Some shocking news came out of Hollywood yesterday: the entire cast of the daytime soap opera Days of Our Lives were released from their contracts, and the show is going on an “indefinite hiatus.” Things are not looking good for fans who avidly follow the comings and goings of people in the mythical town of Salem, located somewhere in the Midwest.
But that’s the problem: are there really any DOOL fans out there? In fact, it’s a fair question to ask what was more shocking: the producers’ decision to give the entire cast of the show the old heave-ho, or the fact that Days of Our Lives, which debuted on broadcast TV in 1965, when Lyndon Johnson was President, was still on the air 54 years later during the Trump administration. I, for one, had no idea that, in this day and age, daytime soap operas have been carrying on to tantalize the homebound with sordid stories and dramatic pauses and egregious overacting.
There was a time, during the heyday of soaps in the ’60s and ’70s, when a kid coming home from school was likely to find his or her Mom seated in front of the TV, watching Days of Our Lives or All My Children or Guiding Light or General Hospital, waiting for the day’s routine episode-ending cliffhanger that would entice them to tune in the next day to see what happened. Soaps dominated the afternoon TV screen, and were so popular that odd efforts like Dark Shadows — which combined soap operas storylines and horror characters, with the star being a vampire — were popular for a time. It was all pretty irritating for a kid who just wanted to come home, get control of the Philco, and watch a Three Stooges rerun on channel 43.
Soap operas seem absurdly out of touch with the modern TV world, where reality shows and talk shows and other shows can regularly deal explicitly with the cheating, scandals, and tragedies that were the grist of the mill for daytime soaps. And, of course, the dramatic shows that are available on HBO, Netflix, Amazon, and many other content outlets are a lot more direct and graphic and ground-breaking in their treatment of murder, rape, and other shocking and controversial topics. Soap operas seem pretty staid and conventional and old-fashioned by comparison.

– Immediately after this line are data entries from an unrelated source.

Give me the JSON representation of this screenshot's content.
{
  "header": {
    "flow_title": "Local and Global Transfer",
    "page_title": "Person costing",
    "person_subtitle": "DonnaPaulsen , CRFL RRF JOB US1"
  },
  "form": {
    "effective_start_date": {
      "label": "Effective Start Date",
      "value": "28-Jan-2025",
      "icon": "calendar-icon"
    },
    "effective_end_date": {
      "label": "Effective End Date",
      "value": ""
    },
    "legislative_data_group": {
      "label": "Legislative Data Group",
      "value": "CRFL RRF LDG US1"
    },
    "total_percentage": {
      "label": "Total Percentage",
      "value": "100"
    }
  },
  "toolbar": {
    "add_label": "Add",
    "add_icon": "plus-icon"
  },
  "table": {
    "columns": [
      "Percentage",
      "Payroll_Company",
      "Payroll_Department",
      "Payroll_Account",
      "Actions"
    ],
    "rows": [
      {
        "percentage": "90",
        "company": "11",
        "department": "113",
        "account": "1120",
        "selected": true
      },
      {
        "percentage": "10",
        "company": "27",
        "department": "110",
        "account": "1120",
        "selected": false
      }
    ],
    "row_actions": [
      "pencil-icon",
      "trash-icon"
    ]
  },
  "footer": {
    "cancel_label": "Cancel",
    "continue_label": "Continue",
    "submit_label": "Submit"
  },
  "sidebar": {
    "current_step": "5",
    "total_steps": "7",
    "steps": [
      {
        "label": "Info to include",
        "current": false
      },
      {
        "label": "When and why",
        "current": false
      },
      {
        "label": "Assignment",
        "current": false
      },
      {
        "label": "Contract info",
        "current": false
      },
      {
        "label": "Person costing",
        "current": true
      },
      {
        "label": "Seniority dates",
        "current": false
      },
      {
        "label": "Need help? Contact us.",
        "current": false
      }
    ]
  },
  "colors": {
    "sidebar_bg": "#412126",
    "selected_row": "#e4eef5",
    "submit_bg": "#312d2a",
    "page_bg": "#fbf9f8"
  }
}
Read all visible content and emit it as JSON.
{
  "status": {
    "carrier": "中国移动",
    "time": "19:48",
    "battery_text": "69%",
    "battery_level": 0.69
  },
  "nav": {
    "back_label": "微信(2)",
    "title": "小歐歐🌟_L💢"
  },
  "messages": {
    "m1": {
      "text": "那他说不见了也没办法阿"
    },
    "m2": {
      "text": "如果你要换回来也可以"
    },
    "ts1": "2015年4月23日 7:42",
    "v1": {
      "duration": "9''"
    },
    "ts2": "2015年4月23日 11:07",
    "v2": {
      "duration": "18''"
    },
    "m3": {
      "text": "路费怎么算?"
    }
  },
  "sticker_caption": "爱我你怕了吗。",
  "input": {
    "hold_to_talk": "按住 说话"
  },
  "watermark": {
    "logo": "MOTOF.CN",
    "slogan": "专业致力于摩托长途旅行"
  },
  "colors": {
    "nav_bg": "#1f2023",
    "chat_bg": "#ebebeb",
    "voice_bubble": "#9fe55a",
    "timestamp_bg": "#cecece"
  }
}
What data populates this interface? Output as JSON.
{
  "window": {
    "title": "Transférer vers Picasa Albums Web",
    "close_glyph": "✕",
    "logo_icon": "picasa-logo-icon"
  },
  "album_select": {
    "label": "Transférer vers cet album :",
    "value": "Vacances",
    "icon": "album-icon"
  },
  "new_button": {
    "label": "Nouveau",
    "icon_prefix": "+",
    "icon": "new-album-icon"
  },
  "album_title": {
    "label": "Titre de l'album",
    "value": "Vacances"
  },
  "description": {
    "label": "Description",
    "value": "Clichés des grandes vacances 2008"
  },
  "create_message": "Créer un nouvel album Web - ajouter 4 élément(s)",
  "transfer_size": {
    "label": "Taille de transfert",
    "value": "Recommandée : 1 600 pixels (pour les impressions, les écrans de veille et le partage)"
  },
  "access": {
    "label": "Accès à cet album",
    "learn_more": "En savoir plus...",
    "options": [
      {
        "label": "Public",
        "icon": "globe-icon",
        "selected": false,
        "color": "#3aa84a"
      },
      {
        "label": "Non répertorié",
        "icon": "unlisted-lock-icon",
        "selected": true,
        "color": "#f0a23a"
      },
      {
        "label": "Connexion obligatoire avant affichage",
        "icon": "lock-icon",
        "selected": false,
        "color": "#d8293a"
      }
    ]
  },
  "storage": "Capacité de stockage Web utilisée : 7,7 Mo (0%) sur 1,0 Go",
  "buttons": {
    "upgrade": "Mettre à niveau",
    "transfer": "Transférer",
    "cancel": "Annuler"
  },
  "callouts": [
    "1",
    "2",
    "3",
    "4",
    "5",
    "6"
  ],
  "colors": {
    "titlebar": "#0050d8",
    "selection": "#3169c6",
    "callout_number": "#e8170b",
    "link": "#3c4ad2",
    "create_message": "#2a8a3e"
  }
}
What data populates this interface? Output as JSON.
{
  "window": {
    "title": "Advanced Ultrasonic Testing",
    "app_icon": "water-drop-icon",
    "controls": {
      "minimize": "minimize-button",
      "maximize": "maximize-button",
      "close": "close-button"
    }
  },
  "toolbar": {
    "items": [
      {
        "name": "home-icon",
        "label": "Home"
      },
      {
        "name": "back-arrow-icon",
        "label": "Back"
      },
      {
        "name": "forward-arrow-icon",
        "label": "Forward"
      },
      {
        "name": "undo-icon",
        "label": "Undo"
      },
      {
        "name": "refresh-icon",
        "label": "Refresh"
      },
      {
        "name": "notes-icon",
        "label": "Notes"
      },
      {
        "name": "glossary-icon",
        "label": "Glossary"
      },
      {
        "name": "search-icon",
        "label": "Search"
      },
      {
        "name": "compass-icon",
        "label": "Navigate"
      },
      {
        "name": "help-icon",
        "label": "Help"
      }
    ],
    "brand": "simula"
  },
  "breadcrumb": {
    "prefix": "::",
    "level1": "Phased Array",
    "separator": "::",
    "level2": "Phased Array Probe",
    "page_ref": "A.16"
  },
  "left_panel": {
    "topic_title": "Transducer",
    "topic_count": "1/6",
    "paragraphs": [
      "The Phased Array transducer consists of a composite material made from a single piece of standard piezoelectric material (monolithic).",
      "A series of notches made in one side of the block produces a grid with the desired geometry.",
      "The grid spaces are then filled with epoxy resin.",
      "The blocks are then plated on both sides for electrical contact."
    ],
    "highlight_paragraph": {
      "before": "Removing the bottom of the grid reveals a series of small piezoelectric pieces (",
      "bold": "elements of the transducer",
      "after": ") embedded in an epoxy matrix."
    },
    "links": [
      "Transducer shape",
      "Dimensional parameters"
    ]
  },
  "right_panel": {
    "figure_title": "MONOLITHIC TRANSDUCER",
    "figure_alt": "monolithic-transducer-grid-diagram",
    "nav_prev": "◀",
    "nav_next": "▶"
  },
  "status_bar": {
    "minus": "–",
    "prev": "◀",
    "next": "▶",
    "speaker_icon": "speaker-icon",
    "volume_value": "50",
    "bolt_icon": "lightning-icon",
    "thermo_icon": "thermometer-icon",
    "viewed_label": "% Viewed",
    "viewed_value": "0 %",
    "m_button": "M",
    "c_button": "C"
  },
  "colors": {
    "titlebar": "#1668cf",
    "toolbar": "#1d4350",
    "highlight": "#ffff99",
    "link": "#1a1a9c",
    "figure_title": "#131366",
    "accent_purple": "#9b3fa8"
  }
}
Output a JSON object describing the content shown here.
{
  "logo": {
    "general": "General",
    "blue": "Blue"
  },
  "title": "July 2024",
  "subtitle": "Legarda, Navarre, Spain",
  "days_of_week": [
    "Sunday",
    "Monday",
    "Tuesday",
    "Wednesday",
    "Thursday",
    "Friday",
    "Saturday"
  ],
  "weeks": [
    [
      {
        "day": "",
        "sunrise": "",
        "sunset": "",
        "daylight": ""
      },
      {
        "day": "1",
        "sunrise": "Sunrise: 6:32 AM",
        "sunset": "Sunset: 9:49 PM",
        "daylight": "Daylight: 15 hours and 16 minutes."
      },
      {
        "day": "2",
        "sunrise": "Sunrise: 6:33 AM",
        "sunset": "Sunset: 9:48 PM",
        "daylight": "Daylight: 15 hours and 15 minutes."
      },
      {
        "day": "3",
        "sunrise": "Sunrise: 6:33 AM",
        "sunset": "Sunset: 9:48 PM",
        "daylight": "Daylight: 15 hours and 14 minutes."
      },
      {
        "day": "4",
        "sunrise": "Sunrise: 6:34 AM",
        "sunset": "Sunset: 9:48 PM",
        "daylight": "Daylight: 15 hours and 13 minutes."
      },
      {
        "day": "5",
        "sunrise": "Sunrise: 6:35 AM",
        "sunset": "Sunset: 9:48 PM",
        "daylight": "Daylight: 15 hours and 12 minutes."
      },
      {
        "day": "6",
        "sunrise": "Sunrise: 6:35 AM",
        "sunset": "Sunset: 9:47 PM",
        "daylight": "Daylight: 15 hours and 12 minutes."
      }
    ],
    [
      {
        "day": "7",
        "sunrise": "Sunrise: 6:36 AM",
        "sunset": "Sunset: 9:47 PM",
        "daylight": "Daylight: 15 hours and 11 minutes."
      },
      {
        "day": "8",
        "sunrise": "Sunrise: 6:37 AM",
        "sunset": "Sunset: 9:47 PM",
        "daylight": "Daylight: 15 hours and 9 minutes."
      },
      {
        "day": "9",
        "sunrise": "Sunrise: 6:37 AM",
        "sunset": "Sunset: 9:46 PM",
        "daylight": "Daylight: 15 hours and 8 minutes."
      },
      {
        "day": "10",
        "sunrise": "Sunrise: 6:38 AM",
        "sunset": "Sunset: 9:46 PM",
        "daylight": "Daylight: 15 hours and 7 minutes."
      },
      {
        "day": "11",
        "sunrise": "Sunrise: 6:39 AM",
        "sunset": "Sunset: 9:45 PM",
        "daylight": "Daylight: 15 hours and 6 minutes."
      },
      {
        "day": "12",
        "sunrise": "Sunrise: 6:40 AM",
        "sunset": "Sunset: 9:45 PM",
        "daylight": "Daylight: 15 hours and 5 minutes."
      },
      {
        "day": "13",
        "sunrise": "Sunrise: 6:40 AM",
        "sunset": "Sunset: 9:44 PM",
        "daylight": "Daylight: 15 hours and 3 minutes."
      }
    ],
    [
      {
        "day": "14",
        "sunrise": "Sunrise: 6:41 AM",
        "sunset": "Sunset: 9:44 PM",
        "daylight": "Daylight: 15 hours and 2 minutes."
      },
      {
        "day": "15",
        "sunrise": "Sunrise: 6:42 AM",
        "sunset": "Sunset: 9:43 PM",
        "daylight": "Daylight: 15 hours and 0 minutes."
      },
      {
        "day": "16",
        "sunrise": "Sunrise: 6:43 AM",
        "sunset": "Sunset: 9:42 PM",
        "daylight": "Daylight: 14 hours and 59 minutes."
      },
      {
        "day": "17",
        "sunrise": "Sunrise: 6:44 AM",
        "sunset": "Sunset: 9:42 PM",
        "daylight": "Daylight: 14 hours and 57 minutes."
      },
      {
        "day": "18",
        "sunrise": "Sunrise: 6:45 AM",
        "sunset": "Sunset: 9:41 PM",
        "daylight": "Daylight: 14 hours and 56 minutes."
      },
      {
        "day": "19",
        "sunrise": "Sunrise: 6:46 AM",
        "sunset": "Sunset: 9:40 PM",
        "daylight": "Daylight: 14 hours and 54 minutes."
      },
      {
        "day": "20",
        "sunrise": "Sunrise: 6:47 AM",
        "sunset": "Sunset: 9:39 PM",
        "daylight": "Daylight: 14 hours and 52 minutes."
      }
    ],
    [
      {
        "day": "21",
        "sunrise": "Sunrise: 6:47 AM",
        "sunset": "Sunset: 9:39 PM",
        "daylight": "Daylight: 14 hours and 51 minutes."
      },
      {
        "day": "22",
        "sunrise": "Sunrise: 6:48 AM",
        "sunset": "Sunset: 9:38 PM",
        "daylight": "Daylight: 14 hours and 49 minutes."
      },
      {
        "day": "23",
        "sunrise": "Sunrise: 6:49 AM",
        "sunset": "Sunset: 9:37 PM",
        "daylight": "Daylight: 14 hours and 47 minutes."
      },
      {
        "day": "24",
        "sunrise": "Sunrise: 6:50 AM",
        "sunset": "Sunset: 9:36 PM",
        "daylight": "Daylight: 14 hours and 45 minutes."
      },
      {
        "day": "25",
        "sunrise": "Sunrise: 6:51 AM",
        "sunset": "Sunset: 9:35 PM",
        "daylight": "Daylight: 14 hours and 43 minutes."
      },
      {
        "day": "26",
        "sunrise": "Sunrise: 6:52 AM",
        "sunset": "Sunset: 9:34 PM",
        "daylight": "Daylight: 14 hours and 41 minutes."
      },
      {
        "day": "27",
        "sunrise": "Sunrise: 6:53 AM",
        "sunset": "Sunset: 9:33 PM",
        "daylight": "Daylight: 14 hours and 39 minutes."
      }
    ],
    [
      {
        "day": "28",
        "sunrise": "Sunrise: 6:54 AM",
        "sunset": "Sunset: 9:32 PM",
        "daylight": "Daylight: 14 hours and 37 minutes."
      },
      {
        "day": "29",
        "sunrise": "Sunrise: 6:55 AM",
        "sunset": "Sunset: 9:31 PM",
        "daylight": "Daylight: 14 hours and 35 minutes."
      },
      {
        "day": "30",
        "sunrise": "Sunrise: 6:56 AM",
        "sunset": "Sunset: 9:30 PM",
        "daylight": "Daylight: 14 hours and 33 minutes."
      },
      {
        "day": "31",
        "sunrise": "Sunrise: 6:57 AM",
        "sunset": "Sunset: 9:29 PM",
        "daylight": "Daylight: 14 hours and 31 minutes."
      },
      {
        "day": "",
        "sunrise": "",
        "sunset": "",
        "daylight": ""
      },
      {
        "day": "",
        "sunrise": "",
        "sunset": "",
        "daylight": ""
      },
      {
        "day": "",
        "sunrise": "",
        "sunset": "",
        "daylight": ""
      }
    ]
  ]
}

TV is an ever-changing medium, and the trends are moving decidedly away from ongoing shows that plumb the depths of the ever-intertwined lives of a few families in a Midwestern town. In fact, to paraphrase the familiar introduction to DOOL, you might say that, for the soap opera genre, the sands in the hourglass have just about run out.